## PROBLEM TO SOLVE:
Given the listing that follows, report all lines in which the string "Desk" occurs.

## DATA LISTING:

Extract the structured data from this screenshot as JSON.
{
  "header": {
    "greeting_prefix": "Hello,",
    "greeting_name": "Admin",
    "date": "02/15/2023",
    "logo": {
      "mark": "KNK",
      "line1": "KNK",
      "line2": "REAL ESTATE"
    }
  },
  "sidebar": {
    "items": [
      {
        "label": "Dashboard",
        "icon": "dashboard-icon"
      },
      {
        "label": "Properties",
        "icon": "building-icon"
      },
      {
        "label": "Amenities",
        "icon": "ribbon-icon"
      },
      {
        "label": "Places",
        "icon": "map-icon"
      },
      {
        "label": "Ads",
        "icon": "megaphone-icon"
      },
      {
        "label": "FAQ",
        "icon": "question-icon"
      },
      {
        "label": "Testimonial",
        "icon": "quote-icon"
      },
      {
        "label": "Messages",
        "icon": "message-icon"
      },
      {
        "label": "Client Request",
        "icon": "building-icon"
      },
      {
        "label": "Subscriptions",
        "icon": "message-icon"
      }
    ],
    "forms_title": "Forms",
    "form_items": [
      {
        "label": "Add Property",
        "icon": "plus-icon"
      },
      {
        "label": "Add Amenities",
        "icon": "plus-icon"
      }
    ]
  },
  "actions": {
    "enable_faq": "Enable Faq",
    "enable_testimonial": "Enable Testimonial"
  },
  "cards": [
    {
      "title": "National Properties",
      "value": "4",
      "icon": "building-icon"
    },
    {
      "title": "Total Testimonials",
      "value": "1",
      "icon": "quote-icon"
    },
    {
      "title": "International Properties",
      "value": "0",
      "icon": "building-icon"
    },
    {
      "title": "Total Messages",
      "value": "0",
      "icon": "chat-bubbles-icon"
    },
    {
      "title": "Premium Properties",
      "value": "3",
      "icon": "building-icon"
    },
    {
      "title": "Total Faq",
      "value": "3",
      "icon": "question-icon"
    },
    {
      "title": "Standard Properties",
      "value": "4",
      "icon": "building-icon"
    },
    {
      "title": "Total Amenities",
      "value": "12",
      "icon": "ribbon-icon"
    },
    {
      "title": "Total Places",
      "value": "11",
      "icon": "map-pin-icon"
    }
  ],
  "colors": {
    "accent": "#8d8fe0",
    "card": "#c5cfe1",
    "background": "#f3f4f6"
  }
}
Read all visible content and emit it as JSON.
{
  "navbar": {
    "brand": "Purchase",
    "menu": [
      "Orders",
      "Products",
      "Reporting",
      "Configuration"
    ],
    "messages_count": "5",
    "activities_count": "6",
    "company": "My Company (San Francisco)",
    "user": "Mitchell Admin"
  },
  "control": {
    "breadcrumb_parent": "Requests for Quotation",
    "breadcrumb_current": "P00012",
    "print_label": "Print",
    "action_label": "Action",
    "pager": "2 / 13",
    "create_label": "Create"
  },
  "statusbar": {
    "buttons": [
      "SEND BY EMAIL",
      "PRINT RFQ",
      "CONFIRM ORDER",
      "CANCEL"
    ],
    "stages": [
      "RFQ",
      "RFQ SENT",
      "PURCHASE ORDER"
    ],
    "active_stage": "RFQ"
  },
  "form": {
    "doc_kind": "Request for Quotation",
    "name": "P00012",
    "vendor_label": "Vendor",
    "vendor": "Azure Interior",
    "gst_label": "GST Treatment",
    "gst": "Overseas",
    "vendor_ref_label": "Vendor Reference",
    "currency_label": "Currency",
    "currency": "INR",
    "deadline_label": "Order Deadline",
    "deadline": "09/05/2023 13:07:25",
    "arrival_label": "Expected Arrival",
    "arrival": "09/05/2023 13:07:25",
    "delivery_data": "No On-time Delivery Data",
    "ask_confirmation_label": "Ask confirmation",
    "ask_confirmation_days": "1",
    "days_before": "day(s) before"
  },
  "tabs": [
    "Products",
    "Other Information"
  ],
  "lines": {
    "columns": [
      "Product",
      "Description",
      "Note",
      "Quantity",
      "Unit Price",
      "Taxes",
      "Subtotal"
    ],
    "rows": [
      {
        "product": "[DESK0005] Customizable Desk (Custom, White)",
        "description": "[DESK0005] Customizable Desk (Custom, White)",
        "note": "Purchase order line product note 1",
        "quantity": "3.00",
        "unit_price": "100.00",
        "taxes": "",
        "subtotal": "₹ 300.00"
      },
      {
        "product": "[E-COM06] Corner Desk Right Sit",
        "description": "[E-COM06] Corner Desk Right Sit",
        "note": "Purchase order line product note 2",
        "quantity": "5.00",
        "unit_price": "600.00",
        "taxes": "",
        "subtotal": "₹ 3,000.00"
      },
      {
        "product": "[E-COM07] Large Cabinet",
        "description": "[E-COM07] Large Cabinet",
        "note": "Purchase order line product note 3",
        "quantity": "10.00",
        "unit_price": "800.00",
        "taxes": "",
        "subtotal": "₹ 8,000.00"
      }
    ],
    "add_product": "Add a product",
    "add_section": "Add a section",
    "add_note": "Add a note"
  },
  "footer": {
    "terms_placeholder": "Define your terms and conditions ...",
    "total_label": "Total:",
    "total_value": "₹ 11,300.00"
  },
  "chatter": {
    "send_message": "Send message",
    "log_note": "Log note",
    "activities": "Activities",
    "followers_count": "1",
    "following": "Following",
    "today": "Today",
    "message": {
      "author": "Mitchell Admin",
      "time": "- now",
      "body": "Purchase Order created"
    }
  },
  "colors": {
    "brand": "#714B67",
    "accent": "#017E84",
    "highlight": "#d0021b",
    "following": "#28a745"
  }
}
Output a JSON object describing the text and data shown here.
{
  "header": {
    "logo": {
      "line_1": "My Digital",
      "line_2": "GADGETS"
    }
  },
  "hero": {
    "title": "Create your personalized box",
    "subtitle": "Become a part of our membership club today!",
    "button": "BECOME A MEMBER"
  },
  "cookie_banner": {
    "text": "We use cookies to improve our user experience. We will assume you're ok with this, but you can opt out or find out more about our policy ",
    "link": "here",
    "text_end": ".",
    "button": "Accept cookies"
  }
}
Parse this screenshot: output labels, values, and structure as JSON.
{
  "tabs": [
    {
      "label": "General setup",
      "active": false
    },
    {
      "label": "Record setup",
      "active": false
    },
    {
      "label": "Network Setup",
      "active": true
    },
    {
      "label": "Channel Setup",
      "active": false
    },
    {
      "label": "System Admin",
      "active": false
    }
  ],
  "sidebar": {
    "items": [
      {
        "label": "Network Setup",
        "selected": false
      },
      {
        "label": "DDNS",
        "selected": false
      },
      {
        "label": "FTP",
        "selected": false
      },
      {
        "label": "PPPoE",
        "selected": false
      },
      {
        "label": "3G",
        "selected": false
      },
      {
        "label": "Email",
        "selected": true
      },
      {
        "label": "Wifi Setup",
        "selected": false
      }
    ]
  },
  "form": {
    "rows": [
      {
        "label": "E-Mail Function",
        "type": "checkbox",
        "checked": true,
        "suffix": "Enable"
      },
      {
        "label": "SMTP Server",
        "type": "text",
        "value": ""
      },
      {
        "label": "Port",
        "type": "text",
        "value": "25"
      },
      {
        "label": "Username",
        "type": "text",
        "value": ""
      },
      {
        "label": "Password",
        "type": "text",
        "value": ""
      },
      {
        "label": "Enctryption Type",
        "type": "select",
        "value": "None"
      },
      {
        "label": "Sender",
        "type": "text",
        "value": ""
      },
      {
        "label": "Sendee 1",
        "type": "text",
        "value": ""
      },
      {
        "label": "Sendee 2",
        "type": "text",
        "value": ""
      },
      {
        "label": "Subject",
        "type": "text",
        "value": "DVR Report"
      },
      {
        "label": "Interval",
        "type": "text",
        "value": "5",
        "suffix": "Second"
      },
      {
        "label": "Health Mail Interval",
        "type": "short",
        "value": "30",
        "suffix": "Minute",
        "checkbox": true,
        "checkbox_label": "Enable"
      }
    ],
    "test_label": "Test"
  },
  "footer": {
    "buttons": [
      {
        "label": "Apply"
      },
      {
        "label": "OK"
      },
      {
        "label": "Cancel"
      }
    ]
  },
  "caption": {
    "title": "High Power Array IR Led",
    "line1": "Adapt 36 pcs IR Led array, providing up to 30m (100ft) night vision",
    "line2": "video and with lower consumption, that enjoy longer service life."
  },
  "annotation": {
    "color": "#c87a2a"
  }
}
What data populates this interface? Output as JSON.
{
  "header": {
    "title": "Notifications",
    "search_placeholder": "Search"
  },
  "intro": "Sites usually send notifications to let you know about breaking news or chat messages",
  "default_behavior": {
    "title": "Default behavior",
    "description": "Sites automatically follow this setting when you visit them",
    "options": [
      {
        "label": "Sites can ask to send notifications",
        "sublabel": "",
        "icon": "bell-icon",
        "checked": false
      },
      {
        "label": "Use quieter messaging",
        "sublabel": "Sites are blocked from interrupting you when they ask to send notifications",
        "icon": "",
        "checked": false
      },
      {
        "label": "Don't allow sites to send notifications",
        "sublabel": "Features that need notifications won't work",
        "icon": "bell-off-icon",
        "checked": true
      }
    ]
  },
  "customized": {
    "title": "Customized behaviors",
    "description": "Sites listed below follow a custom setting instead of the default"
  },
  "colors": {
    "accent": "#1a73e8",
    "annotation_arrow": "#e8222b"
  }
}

## TASK RESULT:
        "product": "[DESK0005] Customizable Desk (Custom, White)",
        "description": "[DESK0005] Customizable Desk (Custom, White)",
        "product": "[E-COM06] Corner Desk Right Sit",
        "description": "[E-COM06] Corner Desk Right Sit",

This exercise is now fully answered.